Abstract: In 3 experiments, the authors investigated the bidirectional coupling of perception and action in the context of object manipulations and motion perception. Participants prepared to grasp an X-shaped object along one of its 2 diagonals and to rotate it in a clockwise- or a counterclockwise direction. Action execution had to be delayed until the appearance of a visual go signal, which induced an apparent rotational motion in either a clockwise- or a counterclockwise direction. Stimulus detection was faster when the direction of the induced apparent motion was consistent with the direction of the concurrently intended manual object rotation.
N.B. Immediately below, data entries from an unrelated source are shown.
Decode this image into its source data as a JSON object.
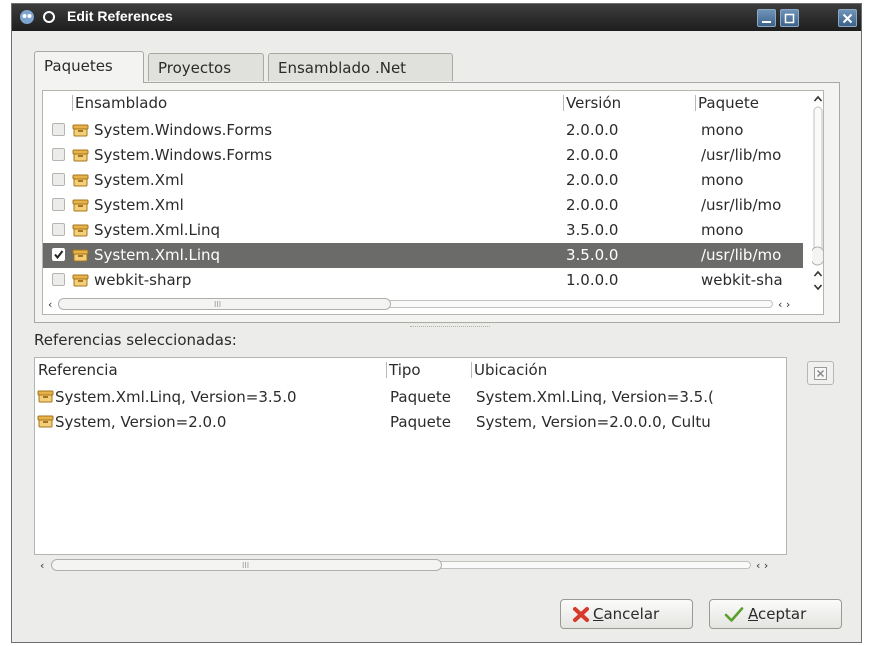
{
  "window": {
    "title": "Edit References"
  },
  "tabs": [
    {
      "label": "Paquetes",
      "active": true
    },
    {
      "label": "Proyectos",
      "active": false
    },
    {
      "label": "Ensamblado .Net",
      "active": false
    }
  ],
  "packages": {
    "columns": {
      "ensamblado": "Ensamblado",
      "version": "Versión",
      "paquete": "Paquete"
    },
    "rows": [
      {
        "name": "System.Windows.Forms",
        "version": "2.0.0.0",
        "package": "mono",
        "checked": false,
        "selected": false
      },
      {
        "name": "System.Windows.Forms",
        "version": "2.0.0.0",
        "package": "/usr/lib/mo",
        "checked": false,
        "selected": false
      },
      {
        "name": "System.Xml",
        "version": "2.0.0.0",
        "package": "mono",
        "checked": false,
        "selected": false
      },
      {
        "name": "System.Xml",
        "version": "2.0.0.0",
        "package": "/usr/lib/mo",
        "checked": false,
        "selected": false
      },
      {
        "name": "System.Xml.Linq",
        "version": "3.5.0.0",
        "package": "mono",
        "checked": false,
        "selected": false
      },
      {
        "name": "System.Xml.Linq",
        "version": "3.5.0.0",
        "package": "/usr/lib/mo",
        "checked": true,
        "selected": true
      },
      {
        "name": "webkit-sharp",
        "version": "1.0.0.0",
        "package": "webkit-sha",
        "checked": false,
        "selected": false
      }
    ]
  },
  "selected_references": {
    "label": "Referencias seleccionadas:",
    "columns": {
      "referencia": "Referencia",
      "tipo": "Tipo",
      "ubicacion": "Ubicación"
    },
    "rows": [
      {
        "reference": "System.Xml.Linq, Version=3.5.0",
        "type": "Paquete",
        "location": "System.Xml.Linq, Version=3.5.("
      },
      {
        "reference": "System, Version=2.0.0",
        "type": "Paquete",
        "location": "System, Version=2.0.0.0, Cultu"
      }
    ]
  },
  "buttons": {
    "cancel": {
      "mnemonic": "C",
      "rest": "ancelar"
    },
    "ok": {
      "mnemonic": "A",
      "rest": "ceptar"
    }
  },
  "colors": {
    "selection": "#6b6b69",
    "titlebar": "#2a2a2a",
    "window_bg": "#ececea"
  },
  "icons": [
    "app-icon",
    "window-menu-icon",
    "minimize-icon",
    "maximize-icon",
    "close-icon",
    "package-icon",
    "remove-reference-icon",
    "cancel-icon",
    "accept-icon"
  ]
}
Responses to action-consistent motions were also faster when the participants prepared the manipulation actions but signaled their stimulus detections with another motor effector (i.e., with a foot response). Taken together, the present study demonstrates a motor-visual priming effect of prepared object manipulations on visual motion perception, indicating a bidirectional functional link between action and perception beyond object-related visuomotor associations.
Abstract: Designers of autonomous systems, embodied in an uncertain environment, have the ten-
dency to build up a world model from everything that can be perceived. In contrast to this view,
psychological researchers find for humans a selective interpretation of a scene, with phenom-
ena like inattentional blindness. Objects remain unseen if they are not central to the current
behavior, even while they are clearly within view. Previous research in the Dutch Aibo Team
has proven that also for robots behavior-specific image processing can be very beneficial. In
this article we design an experiment where we can not only indicate the appropriate moments
to limit the perception to the objects relevant to the task, but also indicate the appropriate
moments to release those limitations and to increase the overall situation awareness.